Definition and Role in Cell Division:

  • Cytokinesis is the final step in cell division, occurring after the completion of mitosis. It is the process by which the cell physically divides into two daughter cells. In animal cells, a cleavage furrow forms as the cell membrane pinches inwards, ultimately creating two separate cells. In plant cells, a structure known as the cell plate develops and eventually becomes a new cell wall.

Differences Between Animal and Plant Cell Cytokinesis:

  • The primary difference lies in the method of division:
    • Animal cells use a cleavage furrow to pinch the cell membrane inwards.
    • Plant cells, which have rigid cell walls, form a cell plate. This structure eventually becomes the new cell wall, creating two separate plant cells.

Part 5: Significance of Mitosis

Elaboration on Regulated Cell Division: Regulated cell division is a critical aspect of maintaining a healthy, functioning organism. The precise control of when, where, and how cells divide is essential for various reasons:
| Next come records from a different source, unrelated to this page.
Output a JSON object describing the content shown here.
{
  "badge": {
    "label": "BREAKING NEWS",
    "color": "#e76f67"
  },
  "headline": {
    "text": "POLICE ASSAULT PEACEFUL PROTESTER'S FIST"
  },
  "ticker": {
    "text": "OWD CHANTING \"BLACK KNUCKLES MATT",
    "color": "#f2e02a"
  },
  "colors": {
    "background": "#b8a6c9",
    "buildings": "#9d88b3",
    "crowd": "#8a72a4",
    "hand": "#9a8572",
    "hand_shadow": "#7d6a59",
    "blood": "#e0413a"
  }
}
  • It ensures that an organism’s growth is well-coordinated. As an organism develops, different tissues and organs need to grow at specific rates and times.
  • Regulated cell division is crucial for tissue repair. When you cut your skin or damage other tissues, cell division quickly replaces the lost or damaged cells.
  • It helps maintain genetic stability by ensuring that new cells receive an identical set of chromosomes, preventing errors and mutations.

Consequences of Errors in Mitosis, Such as Cancer: Errors in mitosis can lead to serious consequences, and one of the most well-known is cancer. When the regulation of the cell cycle breaks down, cells may:

  • Divide uncontrollably, forming masses of cells called tumors.
  • Invade nearby tissues and organs.
  • Spread to other parts of the body, a process known as metastasis. Cancer can be life-threatening, highlighting the paramount importance of proper mitotic regulation. Understanding the significance of mitosis underscores the need for further research and advancements in cancer prevention and treatment.


In conclusion, the journey through mitosis and the cell cycle has revealed a fascinating world of orchestrated cell division. From the G1 phase, where cells prepare for division, through the precise alignment of chromosomes in Metaphase, the dynamic separation of sister chromatids in Anaphase, and the transition and preparation for cytokinesis in Telophase, we’ve explored the intricate mechanisms that ensure the genetic stability and functionality of an organism’s cells.

Mitosis is significant in maintaining a healthy, functioning organism. Regulated cell division is essential for growth, development, tissue repair, and genetic stability. Errors in mitosis, such as those leading to cancer, serve as a stark reminder of the importance of understanding and controlling these processes.

Additional Resources

For those eager to delve deeper into the subject, here are some additional resources to consider:

These resources will provide in-depth knowledge on cell division, mitosis, and related topics.


To assess your understanding of mitosis and the cell cycle, consider the following quiz questions:

  1. What is the primary purpose of the G1 phase in the cell cycle?

 a) DNA replication 

b) Growth and preparation

 c) Formation of spindle fibers 

d) Sister chromatid separation

  1. Why is the alignment of chromosomes in metaphase critical for the cell division process? 

a) It ensures that the chromosomes can de-condense.

 b) It ensures that the sister chromatids remain connected.

 c) It guarantees that each daughter cell gets an identical set of chromosomes.

 d) It has no significant purpose in cell division.

  1. What is the role of cytokinesis in cell division? 

a) It ensures the precise alignment of chromosomes.

 b) It distributes the genetic material to daughter cells. 

c) It physically divides the cell into two separate daughter cells. 

d) It prepares the cell for DNA replication.

Feel free to answer these questions to test your knowledge of mitosis and the cell cycle.

Thank you for exploring this lesson, and remember to stay curious and keep learning.